The Devils played on even terms with the Kings until the 5:40 mark of the second period, when defenseman Alec Martinez scored off a goal-mouth scramble that was made possible by left wing Dwight King’s determination. After getting the puck on the left wall, King fired a shot at Martin Brodeur and kept flailing away at the rebound. After two more jabs by King, Martinez swept the puck into the net. Brodeur was unhappy, saying that a whistle should have stopped the action because the puck was covered up, but that was never the case. The puck remained in plain view throughout the scrum, and that’s why the Kings were off and running.

Just prior to the goal, Quick stopped David Clarkson on a breakaway. In the first period, the Devils failed to score despite having a 5-on-3 advantage. The effort was there throughout the game for the Devils, but they lacked the efficiency and cohesiveness of the Kings.

If the Martinez goal put the Devils on their heels, the second goal by Anze Kopitar buried them. Kopitar finished off a superb rush up the ice by taking a perfect pass from Dustin Brown and firing a wicked shot to the upper portion of the net with less than five minutes left in the second period. Brodeur had no chance to make the save, and neither would any other goalie.

The Kings are now one win away from claiming their first Stanley Cup. A member of the NHL’s first expansion wave in 1967-68, the Kings have regularly been one of the league’s more forgettable teams. One finals appearance in 45 years of existence (44 seasons) hardly makes for a great history. Wayne Gretzky’s arrival in the summer of 1988 gave hockey its biggest boost in Southern California, but the Great One has been gone for many years. He returned to drop the ceremonial puck last night, but the Kings have seemingly been out of the headlines since his departure in 1996, when he was traded to St. Louis for a brief stay prior to finishing his career with buddy Mark Messier and the Rangers.

Now they are nearly on top of the hockey world. They need to take one more step to get there. A very shaky Devils team stands in their way.

The season was one of redemption and guts for the Devils after missing the playoffs a season ago. They have the stomach to win a game and extend the series, but any more than that seems way out of their reach.

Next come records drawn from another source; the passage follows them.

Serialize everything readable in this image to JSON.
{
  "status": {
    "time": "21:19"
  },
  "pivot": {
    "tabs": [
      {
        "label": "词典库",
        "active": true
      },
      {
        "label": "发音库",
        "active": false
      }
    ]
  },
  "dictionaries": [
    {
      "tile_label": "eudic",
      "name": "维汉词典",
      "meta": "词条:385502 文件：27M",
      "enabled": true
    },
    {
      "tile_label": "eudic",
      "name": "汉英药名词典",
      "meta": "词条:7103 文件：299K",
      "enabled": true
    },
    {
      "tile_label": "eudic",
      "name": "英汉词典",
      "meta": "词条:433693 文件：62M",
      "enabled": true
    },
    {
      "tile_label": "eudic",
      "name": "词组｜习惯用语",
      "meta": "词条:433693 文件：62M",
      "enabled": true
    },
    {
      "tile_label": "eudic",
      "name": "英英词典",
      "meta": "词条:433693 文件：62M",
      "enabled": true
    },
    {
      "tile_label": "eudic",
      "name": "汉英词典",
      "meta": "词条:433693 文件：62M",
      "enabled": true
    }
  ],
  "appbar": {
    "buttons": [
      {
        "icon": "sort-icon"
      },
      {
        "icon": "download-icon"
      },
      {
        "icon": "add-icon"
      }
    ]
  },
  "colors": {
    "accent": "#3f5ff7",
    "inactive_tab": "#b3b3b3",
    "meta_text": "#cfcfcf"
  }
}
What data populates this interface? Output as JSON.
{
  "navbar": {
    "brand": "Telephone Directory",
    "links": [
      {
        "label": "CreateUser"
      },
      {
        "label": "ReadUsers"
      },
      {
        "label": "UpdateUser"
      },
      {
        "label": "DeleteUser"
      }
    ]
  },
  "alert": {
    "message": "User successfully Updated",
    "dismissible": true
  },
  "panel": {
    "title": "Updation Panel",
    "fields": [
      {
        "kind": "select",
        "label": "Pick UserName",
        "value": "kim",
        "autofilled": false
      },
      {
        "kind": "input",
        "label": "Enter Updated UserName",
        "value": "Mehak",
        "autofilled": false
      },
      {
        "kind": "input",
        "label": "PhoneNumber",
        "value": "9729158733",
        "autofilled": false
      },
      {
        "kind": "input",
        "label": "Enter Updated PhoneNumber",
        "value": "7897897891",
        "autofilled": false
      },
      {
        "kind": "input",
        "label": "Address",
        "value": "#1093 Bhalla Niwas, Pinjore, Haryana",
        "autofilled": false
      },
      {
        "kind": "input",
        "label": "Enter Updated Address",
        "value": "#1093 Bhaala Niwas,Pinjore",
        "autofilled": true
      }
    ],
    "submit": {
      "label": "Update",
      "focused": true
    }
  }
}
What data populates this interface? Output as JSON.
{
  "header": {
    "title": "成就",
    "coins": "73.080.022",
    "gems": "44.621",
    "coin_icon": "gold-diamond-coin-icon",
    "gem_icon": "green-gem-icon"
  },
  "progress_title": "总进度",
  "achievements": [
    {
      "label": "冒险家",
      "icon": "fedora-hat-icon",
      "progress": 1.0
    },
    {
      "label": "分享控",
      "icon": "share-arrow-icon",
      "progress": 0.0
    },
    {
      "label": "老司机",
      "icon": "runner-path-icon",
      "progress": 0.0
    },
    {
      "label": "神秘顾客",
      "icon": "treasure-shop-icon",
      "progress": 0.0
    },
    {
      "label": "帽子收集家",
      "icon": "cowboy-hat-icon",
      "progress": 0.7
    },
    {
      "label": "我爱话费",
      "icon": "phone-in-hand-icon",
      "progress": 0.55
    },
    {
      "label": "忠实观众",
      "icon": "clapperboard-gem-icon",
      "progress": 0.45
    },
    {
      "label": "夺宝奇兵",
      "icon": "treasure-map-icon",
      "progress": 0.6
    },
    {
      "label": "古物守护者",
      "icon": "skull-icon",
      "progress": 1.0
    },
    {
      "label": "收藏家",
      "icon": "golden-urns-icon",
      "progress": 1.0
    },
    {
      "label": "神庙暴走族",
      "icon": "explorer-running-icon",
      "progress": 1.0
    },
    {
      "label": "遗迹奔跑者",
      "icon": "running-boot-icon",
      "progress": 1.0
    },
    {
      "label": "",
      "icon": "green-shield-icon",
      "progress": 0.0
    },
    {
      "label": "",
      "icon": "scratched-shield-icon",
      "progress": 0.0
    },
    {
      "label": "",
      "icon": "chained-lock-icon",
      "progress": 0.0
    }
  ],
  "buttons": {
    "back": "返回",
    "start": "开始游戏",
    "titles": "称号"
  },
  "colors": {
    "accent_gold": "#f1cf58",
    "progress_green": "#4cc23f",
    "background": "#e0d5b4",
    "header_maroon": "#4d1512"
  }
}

Do you think the Devils will manage to squeak out a win or two, or will this series end in four? Sound off with your thoughts and comments in the section below…